This wine is showing beautifully right now. It is soft, elegant and rich with fine tannins. The nose is profoundly floral with an exotic perfume which includes lilac, lavender, tobacco leaf and black cherries. Black cherries are dominant on` the palate with hints of boysenberry and black currant leading to an elegant finish with hints of baking spices and cocoa. Cellar this wine if you like for another 5 years or so, but why wait. It t is absolutely delicious now.
2006 Meteor Vineyards Cabernet Sauvignon
2006 was an interesting vintage. The slightly cooler weather was an insurmountable difficulty to some. But to talented viticultural teams, it provided an opportunity. The 2006 Meteor fell into the latter category. The aroma of this wine was delightful though slightly less floral that the 2005. On the palate, the black cherries hold slightly less sway with a mix of red and black berries taking the lead. The acidity and structure of this wine was a little more tightly wound but relaxed quickly in the glass. While tasting this wine I almost reflexively started thinking about all of the wonderful foods it would accompany. Short Ribs? Yes, Please. Duck Breast? Absolutely! Lamb? Fantastic! Truly an outstanding example of what was possible in 2006.
2006 Meteor Vineyards Cabernet Sauvignon “Special Family Reserve”

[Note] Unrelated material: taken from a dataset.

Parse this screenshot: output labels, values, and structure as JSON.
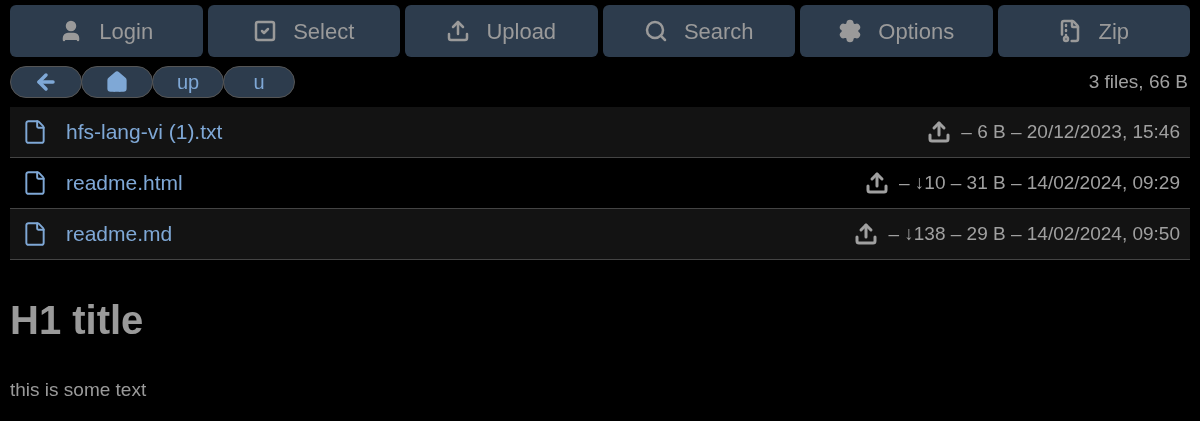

The Special Family Reserve was introduced to provide a contract in character with the original Meteor Cabernet. This wine sees more new oak than the others and is almost entirely made from the blocks planted to clone 7 (more cassis and blackberry influence with a more plush texture). This wine seemed to be the favorite among most of the guests. Its bold fruit, rich texture and vanilla-mocha finish were a huge hit.
2007 Meteor Vineyards Cabernet Sauvignon “Perseid”
From the 2007 vintage release the Meteor lineup has changed. Current mailing list members will have two wines offered; the “Special Family Reserve” and the “Perseid”. Dawnine said that the Perseid was born out of their better understanding of the property, which has allowed them to be more efficient in there harvesting and blending. With the increased availability of fruit (previously, they would only get enough for about 500-800 cases) they decided to split the line into two wines. The Perseid is reflective of the original Meteor Cabernet Sauvignon though perhaps a little lighter and not quite as aromatically complex while the “Special Family Reserve” is much richer, darker and has a more substantial use of new oak. The prices are $125 and $300 respectively on release.
The 2007 vintage was legendary here in California. Near perfect conditions allowed for a large crop of amazing fruit. Wines from this vintage are immediately accessible with rich fruit, great texture and an open flavor profile much like the 1997 on release. This Perseid really shows the vintage. The nose again shows the floral and sweet tobacco balanced with fruit elements which became like a signature as I tasted through the entire lineup. The texture of this wine was rich and silky while still showing great elegance. This is a brilliant offering at $125.
2008 Meteor Vineyards Cabernet Sauvignon “Perseid”
The 2008 Meteor had recently been blended and its flavor components were just coming together. That said, this is a vintage in which the unique aspects of the vineyard allowed them to produce an extraordinary wine. 2008 was a vintage plagued by frost problems. Overall, the crop level in Napa was down at least 30%. The unique climate of this vineyard in Coombsville is much more temperate. They were spared largely from any problems with frost. I expect that this 2008 on release will show great concentration of fruit and will be a slightly more robust wine than the sleek 2007.
All in all, each and every wine I tried was nothing short of fantastic. To inquire or acquire, contact us at Destination Cellars or email me by clicking here.
Tuesday, July 13, 2010
We only hope we can bring you some luck! Cheers!